Monday, February 26, 2007

Property

Amy Ridenour notes that Peyton Knight is nonplussed by a Loudoun County Virginia “smart-growth,” “environmentalist” - one Andrea McGimsey. McGimsey favors a massive Federal initiative to rescind property rights, the “Journey Through Hallowed Ground.” Aside from "slow bleed," the Left always seems to have nice labels.

McGimsey’s puzzling question, “Whose taxes are paying for your property rights?”, she purports to answer in the same breath, “Mine are.” To rational beings, this is indeed bizarre. Unless McGimsey thinks she has some ownership interest in your property, how can her property taxes be relevant? I will suggest some possible translations.

McGimsey could say this because she believes property rights are rights granted by the government, not rights the government cannot take away. In this scenario, when the government takes your money, it grants you provisionary property rights. Property taxes are tribute. McGimsey thinks she has an ownership interest in your property, ipso facto, because a government exists. I favor this explanation, but there are others.

McGimsey could mean that without government to enforce contract law, private property would be a meaningless phrase. This has some merit. However, we suspect this is not her meaning because she says it in order to counter arguments favoring limited government. She argues that her property taxes enable, and therefore circumscribe, your property rights. This can only be an argument from privilege.
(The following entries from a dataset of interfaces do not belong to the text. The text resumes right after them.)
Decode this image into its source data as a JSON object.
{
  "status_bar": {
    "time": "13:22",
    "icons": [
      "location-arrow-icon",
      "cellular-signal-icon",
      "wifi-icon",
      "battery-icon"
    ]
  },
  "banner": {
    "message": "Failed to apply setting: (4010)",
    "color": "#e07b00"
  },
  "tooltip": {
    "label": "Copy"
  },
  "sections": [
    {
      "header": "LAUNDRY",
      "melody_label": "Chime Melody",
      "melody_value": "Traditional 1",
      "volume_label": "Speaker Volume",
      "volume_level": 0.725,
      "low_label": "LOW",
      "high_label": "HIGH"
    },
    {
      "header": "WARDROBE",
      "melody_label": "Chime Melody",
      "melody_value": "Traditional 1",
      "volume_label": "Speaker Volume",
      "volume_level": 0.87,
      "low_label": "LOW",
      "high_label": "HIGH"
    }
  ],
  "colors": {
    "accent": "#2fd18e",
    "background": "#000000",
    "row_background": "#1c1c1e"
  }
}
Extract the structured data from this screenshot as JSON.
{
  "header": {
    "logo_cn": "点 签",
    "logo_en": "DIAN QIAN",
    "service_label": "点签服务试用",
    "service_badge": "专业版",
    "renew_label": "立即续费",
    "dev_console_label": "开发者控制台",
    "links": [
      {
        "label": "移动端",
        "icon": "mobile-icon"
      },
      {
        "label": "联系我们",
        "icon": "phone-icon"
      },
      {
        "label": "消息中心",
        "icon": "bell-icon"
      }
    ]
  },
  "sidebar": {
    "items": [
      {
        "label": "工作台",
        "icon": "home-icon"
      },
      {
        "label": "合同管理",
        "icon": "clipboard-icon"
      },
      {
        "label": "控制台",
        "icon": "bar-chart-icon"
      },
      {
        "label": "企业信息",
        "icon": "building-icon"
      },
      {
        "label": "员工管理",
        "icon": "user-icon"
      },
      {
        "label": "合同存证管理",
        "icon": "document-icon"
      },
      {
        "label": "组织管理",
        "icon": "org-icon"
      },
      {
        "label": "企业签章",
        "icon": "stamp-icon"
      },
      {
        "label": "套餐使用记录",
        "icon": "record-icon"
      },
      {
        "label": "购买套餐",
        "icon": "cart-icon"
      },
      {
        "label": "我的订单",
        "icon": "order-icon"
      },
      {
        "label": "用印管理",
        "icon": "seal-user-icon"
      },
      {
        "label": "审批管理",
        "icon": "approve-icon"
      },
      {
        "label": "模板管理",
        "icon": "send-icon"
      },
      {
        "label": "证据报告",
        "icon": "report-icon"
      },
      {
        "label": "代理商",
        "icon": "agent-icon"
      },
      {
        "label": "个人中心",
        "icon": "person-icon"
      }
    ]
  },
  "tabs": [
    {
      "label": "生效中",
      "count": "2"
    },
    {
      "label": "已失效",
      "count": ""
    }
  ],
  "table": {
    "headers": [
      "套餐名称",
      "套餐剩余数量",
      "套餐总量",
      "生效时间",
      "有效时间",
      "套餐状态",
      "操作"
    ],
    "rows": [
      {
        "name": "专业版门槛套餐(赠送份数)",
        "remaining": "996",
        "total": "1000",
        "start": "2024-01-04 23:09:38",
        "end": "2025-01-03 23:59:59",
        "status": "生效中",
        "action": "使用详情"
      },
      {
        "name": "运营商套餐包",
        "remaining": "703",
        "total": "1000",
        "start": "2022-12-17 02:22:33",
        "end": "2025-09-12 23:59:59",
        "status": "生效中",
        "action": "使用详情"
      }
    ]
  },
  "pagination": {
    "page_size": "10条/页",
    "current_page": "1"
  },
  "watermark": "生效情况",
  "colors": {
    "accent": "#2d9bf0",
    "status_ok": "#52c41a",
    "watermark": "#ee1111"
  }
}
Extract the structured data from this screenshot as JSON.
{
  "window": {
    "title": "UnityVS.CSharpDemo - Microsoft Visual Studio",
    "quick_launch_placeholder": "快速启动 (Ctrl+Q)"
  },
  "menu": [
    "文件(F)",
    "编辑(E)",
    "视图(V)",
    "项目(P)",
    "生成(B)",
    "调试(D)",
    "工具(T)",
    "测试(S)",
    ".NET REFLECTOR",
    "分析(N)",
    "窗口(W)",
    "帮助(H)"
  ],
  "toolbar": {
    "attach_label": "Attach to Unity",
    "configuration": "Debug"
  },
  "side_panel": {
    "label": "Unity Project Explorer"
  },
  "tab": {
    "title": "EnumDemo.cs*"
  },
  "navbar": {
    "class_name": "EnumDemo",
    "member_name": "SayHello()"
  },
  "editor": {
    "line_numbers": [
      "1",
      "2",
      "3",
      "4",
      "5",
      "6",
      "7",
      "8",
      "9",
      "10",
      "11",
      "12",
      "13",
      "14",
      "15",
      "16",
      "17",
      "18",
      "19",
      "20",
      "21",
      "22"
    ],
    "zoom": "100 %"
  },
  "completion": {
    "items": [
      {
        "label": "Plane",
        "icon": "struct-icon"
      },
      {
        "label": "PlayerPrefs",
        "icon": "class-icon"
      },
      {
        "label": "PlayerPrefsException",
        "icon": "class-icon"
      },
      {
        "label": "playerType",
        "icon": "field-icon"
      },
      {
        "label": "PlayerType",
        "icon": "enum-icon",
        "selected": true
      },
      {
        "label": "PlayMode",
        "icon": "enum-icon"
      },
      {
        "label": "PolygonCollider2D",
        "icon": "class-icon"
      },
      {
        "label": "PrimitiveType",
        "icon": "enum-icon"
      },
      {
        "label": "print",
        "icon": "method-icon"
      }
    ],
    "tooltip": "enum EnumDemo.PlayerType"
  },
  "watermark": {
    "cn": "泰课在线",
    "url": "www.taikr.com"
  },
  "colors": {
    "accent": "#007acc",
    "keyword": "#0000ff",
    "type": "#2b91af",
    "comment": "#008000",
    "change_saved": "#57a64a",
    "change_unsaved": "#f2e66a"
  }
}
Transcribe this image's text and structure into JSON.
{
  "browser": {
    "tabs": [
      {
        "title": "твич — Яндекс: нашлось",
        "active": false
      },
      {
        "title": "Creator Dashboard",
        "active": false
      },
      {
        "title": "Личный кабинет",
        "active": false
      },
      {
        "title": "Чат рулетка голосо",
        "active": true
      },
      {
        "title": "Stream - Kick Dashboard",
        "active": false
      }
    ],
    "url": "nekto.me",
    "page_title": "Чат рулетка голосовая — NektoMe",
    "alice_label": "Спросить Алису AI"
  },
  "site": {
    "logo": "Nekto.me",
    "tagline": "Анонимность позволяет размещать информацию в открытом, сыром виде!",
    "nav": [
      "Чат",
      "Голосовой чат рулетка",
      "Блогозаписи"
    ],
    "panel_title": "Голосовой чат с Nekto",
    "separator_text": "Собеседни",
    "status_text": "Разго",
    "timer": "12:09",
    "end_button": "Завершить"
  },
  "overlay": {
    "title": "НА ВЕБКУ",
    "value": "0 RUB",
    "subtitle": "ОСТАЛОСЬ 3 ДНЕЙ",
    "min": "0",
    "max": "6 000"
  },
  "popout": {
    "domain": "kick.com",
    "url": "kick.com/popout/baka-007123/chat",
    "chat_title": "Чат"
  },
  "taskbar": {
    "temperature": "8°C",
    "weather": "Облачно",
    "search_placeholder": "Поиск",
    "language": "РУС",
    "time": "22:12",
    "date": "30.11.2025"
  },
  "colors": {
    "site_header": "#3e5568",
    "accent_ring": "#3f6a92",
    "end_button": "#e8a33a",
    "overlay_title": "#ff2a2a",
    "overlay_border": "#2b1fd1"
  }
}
A bald statement of her position leads us to a third interpretation, related to the meaning of the term "rights." Ms. McGimsey may be convinced that her enjoyment of the rural character of Loudoun County trumps the rights of other property owners. She expects that paying taxes justifies total control of her environmental ambience. This might be summarized as - "I pay property taxes, in part, to protect the value of my property. My property will be worth more if I restrict how you use yours."

In passing we should note that the Center for Public Policy Research...”disapproved of the proposed management entity that would control the JTHG because taxpayers would have no say in determining its leadership.” And well they should disapprove: This is Confiscation without Representation.

Statists believe they have the right to constrain your pursuit of life, liberty and happiness in favor of their definition of greater good. As voters, this makes them troubling. As bureaucrats it makes them dangerous. Ms. McGimsey appears to qualify twice. She favors eminent domain by stealth.

No comments: